My cast iron skillet was the first pan I bought when I got married in 1971, because I knew that it would be with me no matter what happens! After more than 45 years of use, I am convinced that you would have to go out of your way to ruin cast iron. As long as you don’t use soap to clean it and dry it immediately after cleaning, a cast iron pan will be with you forever.
After cleaning, I dry my pan on a stove-top burner, re-season it with a little canola oil, and let it cool before I store it away.
It is no secret that cast iron pans make the juiciest crispy skinned chicken and the best sear on a rib eye steak! But aside from cuts of meat, they are also perfect for making a delightful, puffy pancake called a Dutch Baby. This is a great treat that rises just like Yorkshire pudding. Puffy and showy, it’s visually enticing as well as delicious with a custardy flavor.
Cast Iron Pan Recipe – Dutch Baby Pancake
Note that ingredients must be at room temperature since they are going into a VERY hot pan.
Preheat oven to 425°.
For the batter, whisk eggs, cream, flour, vanilla, salt, and ½ tsp. cinnamon in a medium bowl until smooth – set aside.
Melt 2 Tbsp. butter in a 10” cast iron skillet over medium heat. Add apple slices and sprinkle with brown sugar and ½ tsp. cinnamon. Cook, tossing often, until apple is coated and softened, about 4 minutes. Transfer to a plate.
Wipe out skillet and heat in oven until very hot, about 20 minutes. Carefully add remaining 2 Tbsp. of butter to the hot skillet, tilting to coat bottom and sides. Add cooked apple to center of skillet; pour batter over. Bake until pancake is puffed and golden brown around the edges and the center is set but still custardy, between 12 and 15 minutes.
Serve drizzled with apple cider syrup (below) and/or sprinkle with confectioner’s sugar.
Apple Cider Syrup
Bring cider, butter, brown sugar, vanilla, and cinnamon to a boil over medium-high heat in a large saucepan.

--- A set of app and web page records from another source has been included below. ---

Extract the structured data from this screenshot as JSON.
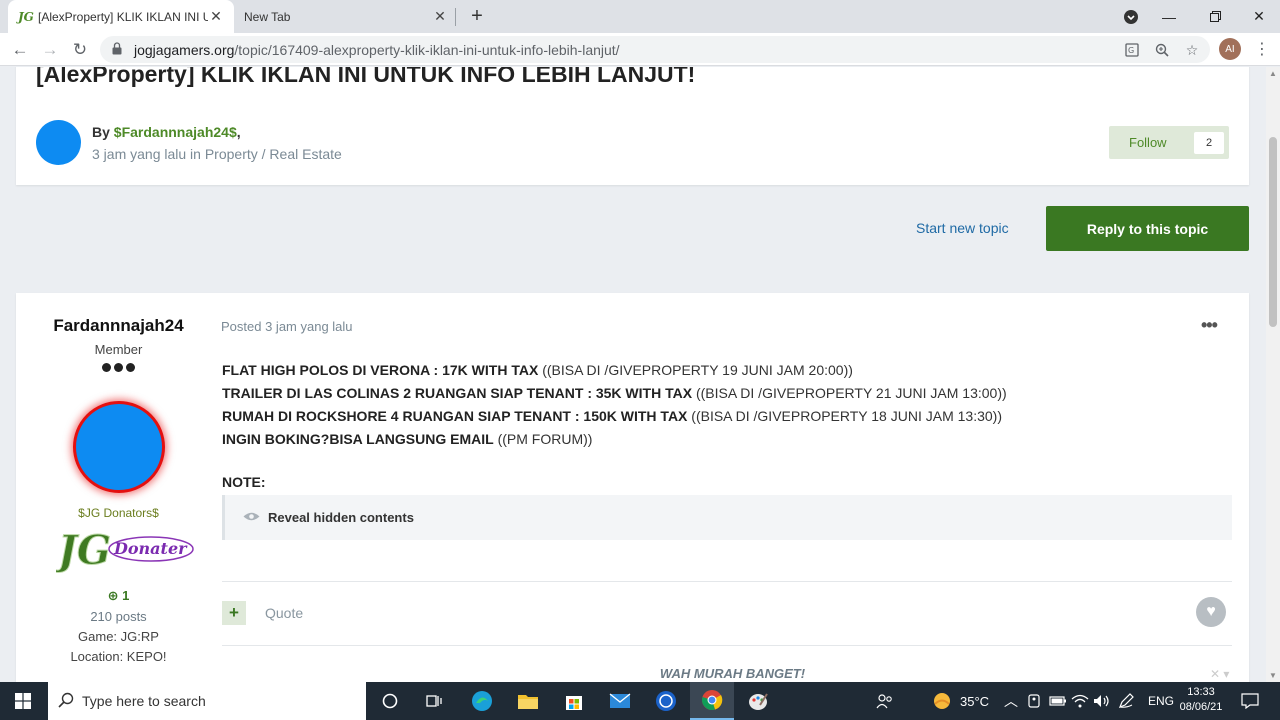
{
  "browser": {
    "tabs": [
      {
        "favicon": "JG",
        "title": "[AlexProperty] KLIK IKLAN INI UN"
      },
      {
        "title": "New Tab"
      }
    ],
    "url_host": "jogjagamers.org",
    "url_path": "/topic/167409-alexproperty-klik-iklan-ini-untuk-info-lebih-lanjut/",
    "profile_initials": "AI"
  },
  "topic": {
    "title": "[AlexProperty] KLIK IKLAN INI UNTUK INFO LEBIH LANJUT!",
    "by_label": "By",
    "author": "$Fardannnajah24$",
    "author_suffix": ",",
    "subline": "3 jam yang lalu in Property / Real Estate",
    "follow_label": "Follow",
    "follow_count": "2",
    "start_new_topic": "Start new topic",
    "reply_label": "Reply to this topic"
  },
  "post": {
    "author": "Fardannnajah24",
    "rank": "Member",
    "group": "$JG Donators$",
    "badge_text": "JG",
    "badge_script": "Donater",
    "reputation": "1",
    "post_count": "210 posts",
    "game": "Game: JG:RP",
    "location": "Location: KEPO!",
    "posted": "Posted 3 jam yang lalu",
    "lines": [
      {
        "bold": "FLAT HIGH POLOS DI VERONA : 17K WITH TAX",
        "rest": " ((BISA DI /GIVEPROPERTY 19 JUNI JAM 20:00))"
      },
      {
        "bold": "TRAILER DI LAS COLINAS 2 RUANGAN SIAP TENANT : 35K WITH TAX",
        "rest": " ((BISA DI /GIVEPROPERTY 21 JUNI JAM 13:00))"
      },
      {
        "bold": "RUMAH DI ROCKSHORE 4 RUANGAN SIAP TENANT : 150K WITH TAX",
        "rest": " ((BISA DI /GIVEPROPERTY 18 JUNI JAM 13:30))"
      },
      {
        "bold": "INGIN BOKING?BISA LANGSUNG EMAIL",
        "rest": " ((PM FORUM))"
      }
    ],
    "note": "NOTE:",
    "reveal": "Reveal hidden contents",
    "quote": "Quote",
    "signature": "WAH MURAH BANGET!"
  },
  "taskbar": {
    "search_placeholder": "Type here to search",
    "temperature": "35°C",
    "language": "ENG",
    "time": "13:33",
    "date": "08/06/21"
  },
  "colors": {
    "accent_green": "#3a7822",
    "link_blue": "#1f6aa5",
    "avatar_blue": "#0d8bf2",
    "glow_red": "#e41010"
  }
}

Reduce heat and boil gently, whisking occasionally, until thick and syrupy, about 30 to 45 minutes.